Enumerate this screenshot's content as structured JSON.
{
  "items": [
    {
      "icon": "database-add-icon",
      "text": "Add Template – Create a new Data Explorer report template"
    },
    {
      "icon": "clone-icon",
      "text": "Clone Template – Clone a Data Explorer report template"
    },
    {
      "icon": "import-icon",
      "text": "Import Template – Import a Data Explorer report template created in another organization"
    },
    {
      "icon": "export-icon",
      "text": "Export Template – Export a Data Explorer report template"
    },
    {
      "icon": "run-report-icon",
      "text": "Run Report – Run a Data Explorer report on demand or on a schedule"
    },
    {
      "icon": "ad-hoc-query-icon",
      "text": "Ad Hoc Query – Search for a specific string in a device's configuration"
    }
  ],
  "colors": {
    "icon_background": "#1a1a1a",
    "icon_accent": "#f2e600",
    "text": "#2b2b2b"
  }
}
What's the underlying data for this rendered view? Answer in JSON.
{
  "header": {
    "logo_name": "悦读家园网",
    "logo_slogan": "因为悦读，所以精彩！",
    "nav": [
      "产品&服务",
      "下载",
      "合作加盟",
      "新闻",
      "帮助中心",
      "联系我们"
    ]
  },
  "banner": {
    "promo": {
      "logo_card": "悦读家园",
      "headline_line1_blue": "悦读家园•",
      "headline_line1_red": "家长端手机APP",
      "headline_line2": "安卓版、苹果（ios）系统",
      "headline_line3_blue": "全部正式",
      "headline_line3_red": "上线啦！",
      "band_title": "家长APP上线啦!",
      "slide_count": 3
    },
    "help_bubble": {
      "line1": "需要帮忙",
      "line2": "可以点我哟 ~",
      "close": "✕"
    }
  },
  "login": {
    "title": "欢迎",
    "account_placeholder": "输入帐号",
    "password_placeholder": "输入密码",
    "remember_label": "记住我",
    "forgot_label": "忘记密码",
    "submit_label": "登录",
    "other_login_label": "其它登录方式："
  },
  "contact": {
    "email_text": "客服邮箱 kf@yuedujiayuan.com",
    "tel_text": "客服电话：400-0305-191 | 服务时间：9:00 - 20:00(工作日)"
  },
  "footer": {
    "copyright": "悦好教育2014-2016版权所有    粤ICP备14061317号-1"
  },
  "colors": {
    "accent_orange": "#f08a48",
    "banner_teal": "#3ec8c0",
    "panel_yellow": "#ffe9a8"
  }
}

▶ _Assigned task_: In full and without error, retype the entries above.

▶ _Output of the task_:
Enumerate this screenshot's content as structured JSON.
{
  "items": [
    {
      "icon": "database-add-icon",
      "text": "Add Template – Create a new Data Explorer report template"
    },
    {
      "icon": "clone-icon",
      "text": "Clone Template – Clone a Data Explorer report template"
    },
    {
      "icon": "import-icon",
      "text": "Import Template – Import a Data Explorer report template created in another organization"
    },
    {
      "icon": "export-icon",
      "text": "Export Template – Export a Data Explorer report template"
    },
    {
      "icon": "run-report-icon",
      "text": "Run Report – Run a Data Explorer report on demand or on a schedule"
    },
    {
      "icon": "ad-hoc-query-icon",
      "text": "Ad Hoc Query – Search for a specific string in a device's configuration"
    }
  ],
  "colors": {
    "icon_background": "#1a1a1a",
    "icon_accent": "#f2e600",
    "text": "#2b2b2b"
  }
}
What's the underlying data for this rendered view? Answer in JSON.
{
  "header": {
    "logo_name": "悦读家园网",
    "logo_slogan": "因为悦读，所以精彩！",
    "nav": [
      "产品&服务",
      "下载",
      "合作加盟",
      "新闻",
      "帮助中心",
      "联系我们"
    ]
  },
  "banner": {
    "promo": {
      "logo_card": "悦读家园",
      "headline_line1_blue": "悦读家园•",
      "headline_line1_red": "家长端手机APP",
      "headline_line2": "安卓版、苹果（ios）系统",
      "headline_line3_blue": "全部正式",
      "headline_line3_red": "上线啦！",
      "band_title": "家长APP上线啦!",
      "slide_count": 3
    },
    "help_bubble": {
      "line1": "需要帮忙",
      "line2": "可以点我哟 ~",
      "close": "✕"
    }
  },
  "login": {
    "title": "欢迎",
    "account_placeholder": "输入帐号",
    "password_placeholder": "输入密码",
    "remember_label": "记住我",
    "forgot_label": "忘记密码",
    "submit_label": "登录",
    "other_login_label": "其它登录方式："
  },
  "contact": {
    "email_text": "客服邮箱 kf@yuedujiayuan.com",
    "tel_text": "客服电话：400-0305-191 | 服务时间：9:00 - 20:00(工作日)"
  },
  "footer": {
    "copyright": "悦好教育2014-2016版权所有    粤ICP备14061317号-1"
  },
  "colors": {
    "accent_orange": "#f08a48",
    "banner_teal": "#3ec8c0",
    "panel_yellow": "#ffe9a8"
  }
}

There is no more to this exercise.